  Avil Beckford of The Invisible Mentor blog, best on the net, really helped me take a vast view of my life. Enjoy the following.   Sylvia Lafair – Your Invisible Mentor by: Avil Beckford Grow, learn and be of service, that’s Sylvia Lafair’s raison d’etre. Conducting interviews is an enjoyable, yet humbling experience. For me, I am always reminded of how little I know, and how much I can learn from the interviewees. In hearing Sylvia Lafair’s story, I realize as usual how much we can learn and apply if we stop and digest what she has to say. She operates her business with high integrity and is not afraid to walk away from work that does not align with her values. The people I gravitate toward, and the people I present to you, realize that life isn’t just about them. We are all part of something much bigger.   As you read Sylvia’s story, think about the similarities between you and her. What are five lessons that you can learn from her.   Tell me a little bit about yourself.   I am a searcher and an adventurer, and have a PhD to prove that I search academically in  clinical psychology.
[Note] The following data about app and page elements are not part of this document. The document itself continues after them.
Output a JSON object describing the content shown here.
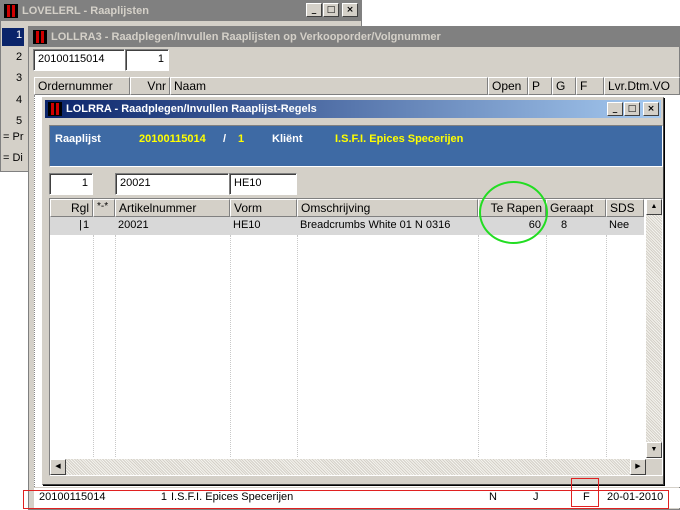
{
  "background_window": {
    "title": "LOVELERL - Raaplijsten",
    "side_rows": [
      "1",
      "2",
      "3",
      "4",
      "5"
    ],
    "side_labels": [
      "= Pr",
      "= Di"
    ]
  },
  "middle_window": {
    "title": "LOLLRA3 - Raadplegen/Invullen Raaplijsten op Verkooporder/Volgnummer",
    "order_field": "20100115014",
    "seq_field": "1",
    "columns": [
      "Ordernummer",
      "Vnr",
      "Naam",
      "Open",
      "P",
      "G",
      "F",
      "Lvr.Dtm.VO"
    ]
  },
  "front_window": {
    "title": "LOLRRA - Raadplegen/Invullen Raaplijst-Regels",
    "info": {
      "raaplijst_label": "Raaplijst",
      "raaplijst_value": "20100115014",
      "separator": "/",
      "seq_value": "1",
      "client_label": "Kliënt",
      "client_value": "I.S.F.I. Epices Specerijen"
    },
    "filters": {
      "regel": "1",
      "artikel": "20021",
      "vorm": "HE10"
    },
    "table": {
      "columns": [
        "Rgl",
        "*-*",
        "Artikelnummer",
        "Vorm",
        "Omschrijving",
        "Te Rapen",
        "Geraapt",
        "SDS"
      ],
      "rows": [
        {
          "marker": "|",
          "rgl": "1",
          "artikel": "20021",
          "vorm": "HE10",
          "omschrijving": "Breadcrumbs White 01 N 0316",
          "te_rapen": "60",
          "geraapt": "8",
          "sds": "Nee"
        }
      ]
    }
  },
  "status_row": {
    "ordernummer": "20100115014",
    "vnr": "1",
    "naam": "I.S.F.I. Epices Specerijen",
    "open": "N",
    "p": "J",
    "f": "F",
    "lvr_dtm": "20-01-2010"
  },
  "window_buttons": {
    "minimize": "_",
    "maximize": "□",
    "close": "×"
  },
  "scrollbar_arrows": {
    "up": "▲",
    "down": "▼",
    "left": "◀",
    "right": "▶"
  },
  "colors": {
    "info_panel_bg": "#3e6aa4",
    "info_highlight": "#ffff00",
    "annotation_green": "#22dd22",
    "annotation_red": "#e02020"
  }
}
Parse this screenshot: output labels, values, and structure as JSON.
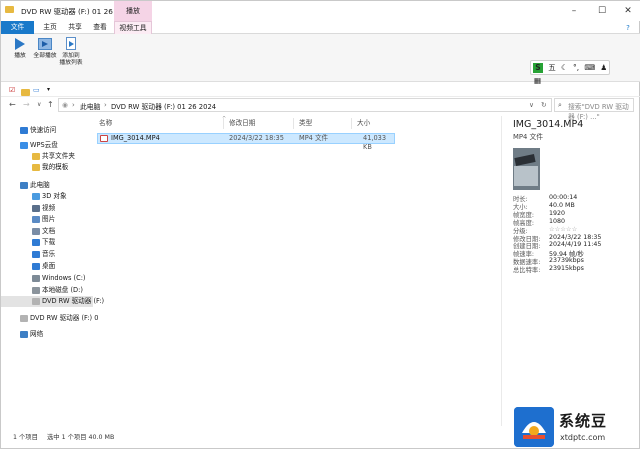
{
  "window": {
    "title": "DVD RW 驱动器 (F:) 01 26 2024",
    "context_tab_group": "播放",
    "controls": {
      "minimize": "–",
      "maximize": "☐",
      "close": "✕",
      "help": "?"
    }
  },
  "ribbon": {
    "tabs": [
      "文件",
      "主页",
      "共享",
      "查看",
      "视频工具"
    ],
    "buttons": [
      {
        "label": "播放"
      },
      {
        "label": "全部播放"
      },
      {
        "label": "添加到",
        "label2": "播放列表"
      }
    ],
    "ime_bar": {
      "s": "S",
      "mode": "五"
    }
  },
  "quick_access": {
    "dropdown": "▾"
  },
  "address": {
    "path": [
      "此电脑",
      "DVD RW 驱动器 (F:) 01 26 2024"
    ],
    "search_placeholder": "搜索\"DVD RW 驱动器 (F:) ...\""
  },
  "nav": {
    "items": [
      {
        "label": "快速访问",
        "icon": "star-icon",
        "color": "#2f7bd4"
      },
      {
        "label": "WPS云盘",
        "icon": "cloud-icon",
        "color": "#3a8ee6"
      },
      {
        "label": "共享文件夹",
        "icon": "folder-icon",
        "color": "#e7b941"
      },
      {
        "label": "我的模板",
        "icon": "folder-icon",
        "color": "#e7b941"
      },
      {
        "label": "此电脑",
        "icon": "computer-icon",
        "color": "#3d7fc4"
      },
      {
        "label": "3D 对象",
        "icon": "cube-icon",
        "color": "#4a9be0"
      },
      {
        "label": "视频",
        "icon": "video-icon",
        "color": "#5a6f8a"
      },
      {
        "label": "图片",
        "icon": "picture-icon",
        "color": "#5a8ac4"
      },
      {
        "label": "文档",
        "icon": "document-icon",
        "color": "#7a8da6"
      },
      {
        "label": "下载",
        "icon": "download-icon",
        "color": "#2f7bd4"
      },
      {
        "label": "音乐",
        "icon": "music-icon",
        "color": "#2f7bd4"
      },
      {
        "label": "桌面",
        "icon": "desktop-icon",
        "color": "#2f7bd4"
      },
      {
        "label": "Windows (C:)",
        "icon": "drive-icon",
        "color": "#7d8a96"
      },
      {
        "label": "本地磁盘 (D:)",
        "icon": "drive-icon",
        "color": "#8b949c"
      },
      {
        "label": "DVD RW 驱动器 (F:)",
        "icon": "dvd-icon",
        "color": "#b3b3b3",
        "selected": true
      },
      {
        "label": "DVD RW 驱动器 (F:) 0",
        "icon": "dvd-icon",
        "color": "#b3b3b3"
      },
      {
        "label": "网络",
        "icon": "network-icon",
        "color": "#3d7fc4"
      }
    ]
  },
  "filelist": {
    "columns": [
      "名称",
      "修改日期",
      "类型",
      "大小"
    ],
    "rows": [
      {
        "name": "IMG_3014.MP4",
        "modified": "2024/3/22 18:35",
        "type": "MP4 文件",
        "size": "41,033 KB"
      }
    ]
  },
  "details": {
    "name": "IMG_3014.MP4",
    "type": "MP4 文件",
    "props": [
      {
        "label": "时长:",
        "value": "00:00:14"
      },
      {
        "label": "大小:",
        "value": "40.0 MB"
      },
      {
        "label": "帧宽度:",
        "value": "1920"
      },
      {
        "label": "帧高度:",
        "value": "1080"
      },
      {
        "label": "分级:",
        "value": "☆☆☆☆☆"
      },
      {
        "label": "修改日期:",
        "value": "2024/3/22 18:35"
      },
      {
        "label": "创建日期:",
        "value": "2024/4/19 11:45"
      },
      {
        "label": "帧速率:",
        "value": "59.94 帧/秒"
      },
      {
        "label": "数据速率:",
        "value": "23739kbps"
      },
      {
        "label": "总比特率:",
        "value": "23915kbps"
      }
    ]
  },
  "status": {
    "count": "1 个项目",
    "selected": "选中 1 个项目 40.0 MB"
  },
  "watermark": {
    "title": "系统豆",
    "url": "xtdptc.com"
  }
}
I became a family therapist who then morphed into an executive coach and conflict management expert in the business world. I’m married and have two grown daughters and a couple of grand kids. Life is good.   What’s a typical day like for you?   It’s interesting, on a typical day, I have to fight my initial reaction when I get up to go right to...

Vote for your Popular Annoying Pattern

Geoffrey James has done a spectacular job of helping the world become more pattern aware. Cast your vote and see what others are saying about annoying patterns. Please remember that it is easier to see these behaviors on others before you are willing to turn the spotlight on yourself. In any case, observing these ingrained behaviors is the first step in making change really happen. If we all become conscious that what we learned in our families gets played out at work we can make amazing progress in all relationships, at work and at...

In the Blink of an Eye

Last evening having dinner with my grown children and grandchildren we started to reminisce;. mostly the talk was about “remember when…..” It was a relaxed and delightful time together.   By the time we returned to our new home here in California it was late and yet, that minimal addiction I now have, called “check the emails“, took over. On my way to my personal news I stopped to read about a fire in San Bruno, California, not far from the airport where we are definitely frequent flyers.   An explosion had rocked a neighborhood and there were people who died, houses destroyed. It made me sit quietly and picture the devastation and fear that was really a stone’s throw from where I sat in peaceful silence.   What was I thinking and feeling? I tend to be empathetic and touched on the pain that will now fill many lives for many years. What was I thinking and feeling?  A moment can be a blink of the eye or a lifetime, depending on the situation. What was I thinking and feeling?  Sadness, mostly for the wasted moments of pettiness, the “coulda, shoulda, woulda” thoughts that have invaded my life.   In our “Total Leadership Connections” program we give executives, high potentials, those who have moved to senior positions in organizations, the opportunity to look at the core values of their lives, at the peaks and valleys of successes and failures, of what is most important and how to keep those areas special.   I ask all of you to take a moment, as we do in TLC, and think...